Geochronology

In our projects endeavor to measure the age of carefully selected minerals by two "isotopic clocks", the K-Ar and K-Ca radioactive decay, in order to understand if and why the two clocks appear to run at the same or at slightly different speeds. Because the clocks would be expected to run concordantly, discrepancies are most probably due to imprecise or inaccurate determinations of the radioactive decay constants or their ratio (called "branching ratio"). In our pilot study (Nägler and Villa 2000), a determination of the 40K branching ratio yielded values different from those generally used in geochronology, and closer to the values used in the physics community. Very recent advances in analytical protocols and equipment make a substantial improvement of both precision and accuracy possible. The determination of the branching ratio of the decay of 40K to 40Ar and 40Ca will improve the quality of one of the most widely used geochronometers in the Earth Sciences. This branching ratio will be determined on natural rock samples containing K-rich minerals whose geologic history is extremely well known. The rock samples chosen contain minerals that are known to yield concordant ages with other geochronometers (U-Pb and Rb-Sr). Advances in recent years have resulted in our ability to determine the ages of rocks and minerals with a precision of up to 0.1% for some radioactive decay systems. The major problem is now to relate these precise and accurate ages to a geologic process or event. Understanding the relationships between a mineral age and a geologic process is essential to take advantage of the high quality ages and to derive quantitative information on the rates of geologic processes. In some cases, like for the mineral rutile, it is possible to obtain a temperature and a very precise age from a single grain by analyzing its Zr-content and U/Pb ratios. However, it is not clear what the geological significance of the age and temperature are and how they are related, especially for high grade rocks. Therefore we will study the behavior of the Zr content and the U-Pb system in metamorphic rutiles from rocks with a well-constrained thermal history.

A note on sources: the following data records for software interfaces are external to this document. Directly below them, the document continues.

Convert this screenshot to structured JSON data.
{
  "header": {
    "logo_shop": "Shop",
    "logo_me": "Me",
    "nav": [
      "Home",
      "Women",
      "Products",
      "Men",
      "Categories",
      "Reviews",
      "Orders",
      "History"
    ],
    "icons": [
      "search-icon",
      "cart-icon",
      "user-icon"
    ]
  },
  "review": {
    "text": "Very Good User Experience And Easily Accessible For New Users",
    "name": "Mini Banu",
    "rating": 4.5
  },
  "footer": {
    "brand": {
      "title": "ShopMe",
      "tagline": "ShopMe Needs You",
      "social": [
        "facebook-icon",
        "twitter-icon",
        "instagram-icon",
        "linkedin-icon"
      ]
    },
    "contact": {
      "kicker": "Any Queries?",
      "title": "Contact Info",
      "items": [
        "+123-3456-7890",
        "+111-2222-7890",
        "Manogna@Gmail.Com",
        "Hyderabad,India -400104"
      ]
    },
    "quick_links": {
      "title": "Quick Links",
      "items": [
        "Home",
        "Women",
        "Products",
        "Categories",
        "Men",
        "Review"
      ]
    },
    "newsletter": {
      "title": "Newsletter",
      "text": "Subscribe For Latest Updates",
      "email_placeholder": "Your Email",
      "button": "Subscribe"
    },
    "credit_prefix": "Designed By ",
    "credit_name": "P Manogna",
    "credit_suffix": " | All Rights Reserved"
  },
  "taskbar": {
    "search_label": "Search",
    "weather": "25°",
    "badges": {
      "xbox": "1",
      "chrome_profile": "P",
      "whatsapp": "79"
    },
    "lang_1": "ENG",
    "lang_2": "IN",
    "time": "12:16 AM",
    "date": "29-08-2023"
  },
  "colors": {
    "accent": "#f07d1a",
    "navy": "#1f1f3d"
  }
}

The results of this project will lead to a better understanding of rutile as a chronometer and thermometer in crustal rocks with different thermal histories and will also yield information on how theses parameters can be related to geologic processes or events.